WORK TO BE COMPLETED
Wherever a line in the data holds the word "itens", pull that line out.

DATA SUPPLIED Block Start

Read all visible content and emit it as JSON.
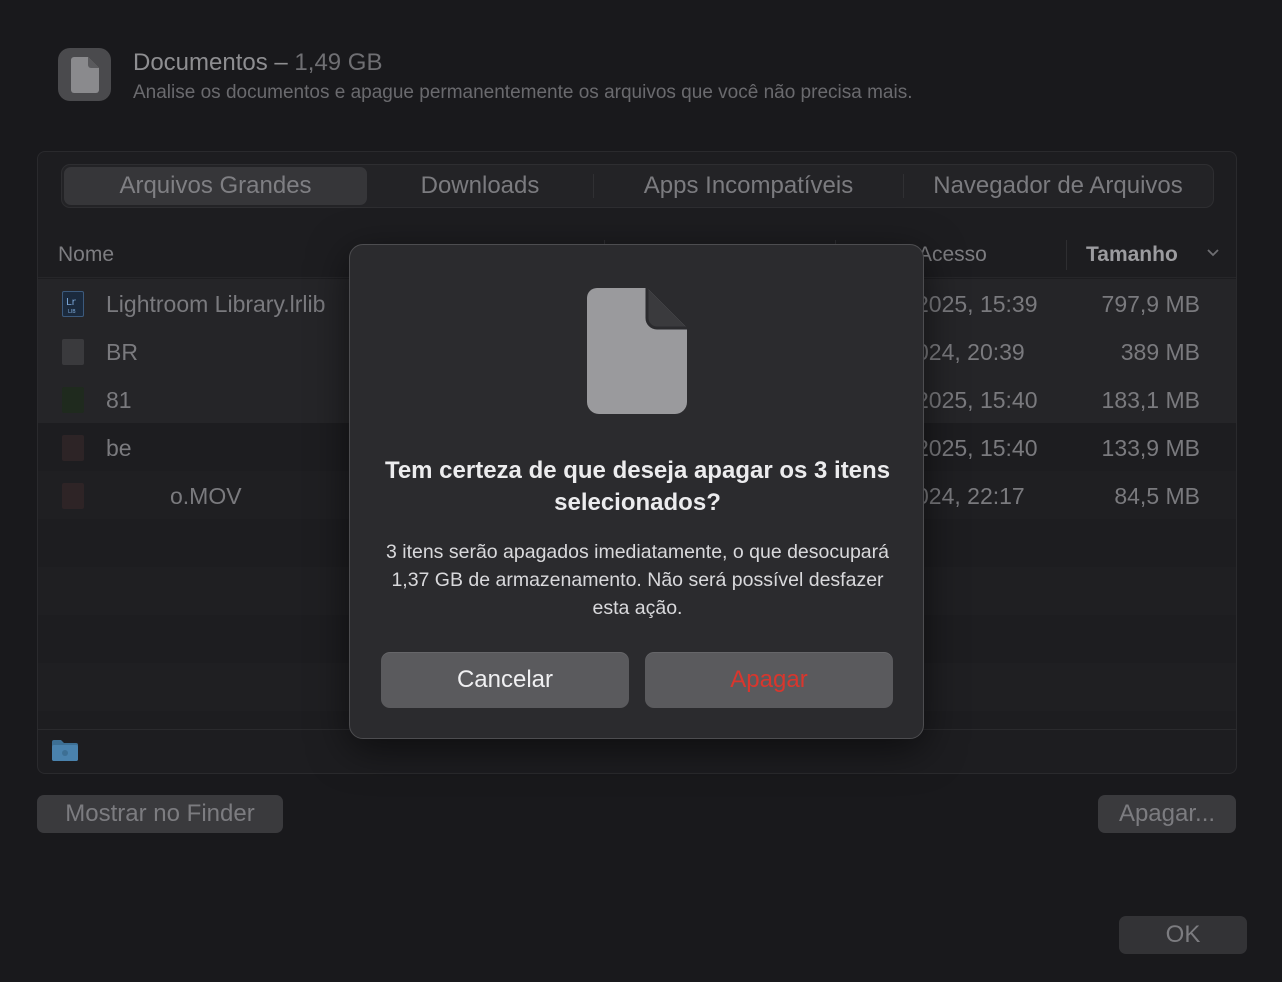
{
  "header": {
    "title": "Documentos",
    "title_separator": " – ",
    "total_size": "1,49 GB",
    "subtitle": "Analise os documentos e apague permanentemente os arquivos que você não precisa mais."
  },
  "tabs": [
    {
      "label": "Arquivos Grandes",
      "active": true
    },
    {
      "label": "Downloads",
      "active": false
    },
    {
      "label": "Apps Incompatíveis",
      "active": false
    },
    {
      "label": "Navegador de Arquivos",
      "active": false
    }
  ],
  "table": {
    "columns": {
      "name": "Nome",
      "kind": "",
      "access": "Acesso",
      "size": "Tamanho"
    },
    "rows": [
      {
        "name": "Lightroom Library.lrlib",
        "date": "2025, 15:39",
        "size": "797,9 MB"
      },
      {
        "name": "BR",
        "date": "024, 20:39",
        "size": "389 MB"
      },
      {
        "name": "81",
        "date": "2025, 15:40",
        "size": "183,1 MB"
      },
      {
        "name": "be",
        "date": "2025, 15:40",
        "size": "133,9 MB"
      },
      {
        "name": "o.MOV",
        "date": "024, 22:17",
        "size": "84,5 MB"
      }
    ]
  },
  "buttons": {
    "show_in_finder": "Mostrar no Finder",
    "delete": "Apagar...",
    "ok": "OK"
  },
  "dialog": {
    "title": "Tem certeza de que deseja apagar os 3 itens selecionados?",
    "message": "3 itens serão apagados imediatamente, o que desocupará 1,37 GB de armazenamento. Não será possível desfazer esta ação.",
    "cancel_label": "Cancelar",
    "confirm_label": "Apagar",
    "confirm_color": "#d9362d"
  }
}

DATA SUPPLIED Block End

ANSWER SECTION
    "title": "Tem certeza de que deseja apagar os 3 itens selecionados?",
    "message": "3 itens serão apagados imediatamente, o que desocupará 1,37 GB de armazenamento. Não será possível desfazer esta ação.",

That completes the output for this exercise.